Airport User Experience | April 5, 2007
Whenever I talk about designing navigation systems at conferences, I usually use the example of airports. Like surfing the web, when you navigate around an airport you are normally in a hurry and rarely devote your full attention on the job at hand. Instead, your senses are being availed from all sides; from security notifications and advertising, through to environmental factors like the noise and temperature. As an aside, that reminds me of something Jared Spool always says on the subject of design transparency. You only ever notice the air conditioning when it’s too hot or too cold, never when it is working just right. Anyway, I digress …
If airports were built like most modern websites, finding your way around would be a nightmare. In order to extract the most money from visitors, the airport would be littered with signs for shops and restaurants. These would take priority over less revenue generating signs for gates or toilets, which would be placed wherever there was space. The marketing department would insist on huge banners advertising their latest offers, and the maintenance men would hang them wherever it was easiest to reach, often covering up existing signage.
The problem is, this type of thinking is very short sighted. Travellers would start missing connections or get frustrated that they couldn’t find the bathroom after a long flight. People would start spending less time at the airports, or if the option was available. switch airports altogether. So by trying to increase revenue in the short term, you end up frustrating your users and potentially damaging future profitability.
Thankfully airports take a much more user-centerd approach in their design. Signs are big and occupy the most important real estate. The signage at airports is also very contextual and based on the needs of the user at that point in their journey. So when you get to departures, the most prominent signs are for the check-in desks. After checking in, the signs move you towards security. Once airside, they know you’re going to be around for a while, so will give you signs for shops and refreshments. However the gate information always takes priority, to make sure you get to the correct gate on time and don’t miss your flights.
The same is true the other way round. The designers know that when you get off a long international flight, there is a good chance you’ll need to take a bathroom stop, so they make sure there are liberal signs and facilities around the gate areas. They then funnel you towards immigration, baggage claim and then finally out of the airports towards the ground transportation. With such large and complicated spaces, I’m always amazed how airports managed to move hundreds of thousands of travellers around each day. There are definitely lessons to be learned here, so take note the next time you’re passing through an airport.
I’m flying up to Edinburgh today with my friend and colleague Jeremy Keith, to speak at the Highland Fling conference. While waiting at my gate, a woman came round with a PDA and asked if I’d mind answering some questions about finding my way around the airport. Being interested in both navigation systems and contextual enquiry, I jumped at the chance.
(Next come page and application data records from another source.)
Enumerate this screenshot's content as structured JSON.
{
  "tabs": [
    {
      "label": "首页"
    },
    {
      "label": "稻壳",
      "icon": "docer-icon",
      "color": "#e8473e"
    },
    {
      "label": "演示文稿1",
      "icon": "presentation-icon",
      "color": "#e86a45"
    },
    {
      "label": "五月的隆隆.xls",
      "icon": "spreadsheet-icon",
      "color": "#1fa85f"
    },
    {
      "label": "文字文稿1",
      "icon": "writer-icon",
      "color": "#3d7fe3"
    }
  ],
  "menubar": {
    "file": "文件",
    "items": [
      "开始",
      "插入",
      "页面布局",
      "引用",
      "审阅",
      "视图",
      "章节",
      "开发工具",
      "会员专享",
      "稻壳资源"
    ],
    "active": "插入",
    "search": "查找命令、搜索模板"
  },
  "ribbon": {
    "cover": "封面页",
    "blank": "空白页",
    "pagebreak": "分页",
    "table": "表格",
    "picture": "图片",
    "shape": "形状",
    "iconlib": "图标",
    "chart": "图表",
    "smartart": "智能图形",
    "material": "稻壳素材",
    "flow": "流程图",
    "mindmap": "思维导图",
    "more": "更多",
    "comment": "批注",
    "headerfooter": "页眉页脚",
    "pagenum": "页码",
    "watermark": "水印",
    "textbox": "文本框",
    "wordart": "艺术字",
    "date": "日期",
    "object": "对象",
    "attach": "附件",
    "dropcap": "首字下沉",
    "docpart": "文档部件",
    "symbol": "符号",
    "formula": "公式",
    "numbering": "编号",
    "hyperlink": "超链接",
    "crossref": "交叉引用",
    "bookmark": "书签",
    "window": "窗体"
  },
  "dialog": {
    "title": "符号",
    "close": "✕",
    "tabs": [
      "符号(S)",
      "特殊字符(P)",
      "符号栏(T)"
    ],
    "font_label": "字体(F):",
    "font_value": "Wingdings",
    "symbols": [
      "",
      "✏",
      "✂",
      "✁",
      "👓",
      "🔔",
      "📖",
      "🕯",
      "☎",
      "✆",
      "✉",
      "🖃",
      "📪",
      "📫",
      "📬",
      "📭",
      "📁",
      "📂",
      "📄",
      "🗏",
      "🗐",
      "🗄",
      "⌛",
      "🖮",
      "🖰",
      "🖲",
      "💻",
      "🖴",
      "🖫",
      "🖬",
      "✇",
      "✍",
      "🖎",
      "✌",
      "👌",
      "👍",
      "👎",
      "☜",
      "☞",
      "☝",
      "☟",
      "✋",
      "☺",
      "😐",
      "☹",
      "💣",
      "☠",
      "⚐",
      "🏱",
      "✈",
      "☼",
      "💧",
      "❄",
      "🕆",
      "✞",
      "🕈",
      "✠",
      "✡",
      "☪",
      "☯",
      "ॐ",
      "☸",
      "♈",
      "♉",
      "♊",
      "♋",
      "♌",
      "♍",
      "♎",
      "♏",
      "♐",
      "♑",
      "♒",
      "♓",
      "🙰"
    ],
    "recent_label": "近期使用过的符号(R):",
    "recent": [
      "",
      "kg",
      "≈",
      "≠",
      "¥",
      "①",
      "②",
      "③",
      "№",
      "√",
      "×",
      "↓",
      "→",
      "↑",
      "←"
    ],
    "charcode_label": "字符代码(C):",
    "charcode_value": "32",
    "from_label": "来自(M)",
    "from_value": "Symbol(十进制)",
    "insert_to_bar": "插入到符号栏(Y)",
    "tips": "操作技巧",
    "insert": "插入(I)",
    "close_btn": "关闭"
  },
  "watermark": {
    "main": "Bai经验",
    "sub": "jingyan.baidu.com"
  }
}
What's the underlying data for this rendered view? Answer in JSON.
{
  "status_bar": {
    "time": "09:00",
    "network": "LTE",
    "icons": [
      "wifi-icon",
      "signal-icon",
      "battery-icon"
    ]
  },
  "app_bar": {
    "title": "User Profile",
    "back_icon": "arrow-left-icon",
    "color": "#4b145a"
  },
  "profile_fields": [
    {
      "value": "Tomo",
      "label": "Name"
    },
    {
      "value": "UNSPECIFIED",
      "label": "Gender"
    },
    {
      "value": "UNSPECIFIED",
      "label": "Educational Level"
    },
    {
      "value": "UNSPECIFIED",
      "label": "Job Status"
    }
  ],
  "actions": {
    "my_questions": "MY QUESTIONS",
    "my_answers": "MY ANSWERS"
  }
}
After the survey was finished I got chatting to the woman and asked how often they do these type of sessions and how long they last for. I was expecting her to say a couple of days or a week at most, so was surprised when she said that she’d been doing surveys full time at Gatwick for the last 6 years, and she wasn’t the only one! Rather than the one-off field studies that I’m used to, this showed the airport were committed to a long term program of research and contextual enquiry. Top marks Gatwick.
The surveys weren’t always the same. Sometimes they were objective studies around navigation like the one I’d taken. Other times they were subjective studies of peoples likes and dislikes. Asking if the surveys made any real difference, she said that McDonalds had been removed from the airport and replaced with healthier fare purely down to user research. I could personally tell that the quality of the shops and restaurants had improved over the years at Gatwick, and I imagine it has been largely due to these types of surveys. It just goes to show you the importance of talking to your users.
While I was at the airport, I decided to splash out on an expensive pair of noise cancelling headphones. I’ve been doing a lot of ravelling recently, so decided it was a sensible purchase. The shop I bought them from allowed you to test a range of models, obviously trying to tempt the busy executive to buy one for their trip. The irony was, when I opened up the package, the batteries were uncharged, rendering the headphones useless. Somebody realised that it would be a good idea to market noise cancelling headphones to distance travellers as a need was there. They just hadn’t thought about the post sales experience, and the fact that they were effectively useless without a pre-charged battery.
On a similar note, my colleague Jeremy bought some flash memory for his camera from this cool little vending machine. Kensington obviously realised that people never have enough memory for their holidays, so sensibly put a vending machine at the gate. Sadly, this thought didn’t extend to the after sales experience either. The memory came in the traditional blister packs used to stop people opening them up and stealing them in shops. The problem was, we were airside, and thus not allowed to have any sharp objects like a pair of scissors, making it it almost impossible to open the packaging.
If only both of these companies has spent a small amount of time doing contextual research or user testing, they would have witnessed these problems first hand and could have easily rectified them. Bose could have supplied pre-charged batteries while Kensington could have done away with the excess packaging. Neither of these things would have had a direct affect on their bottom line, but they would have made the purchasing experience much more pleasurable. You rarely notice good design, but bad design sticks out like a sore thumb.
Posted at April 5, 2007 12:59 PM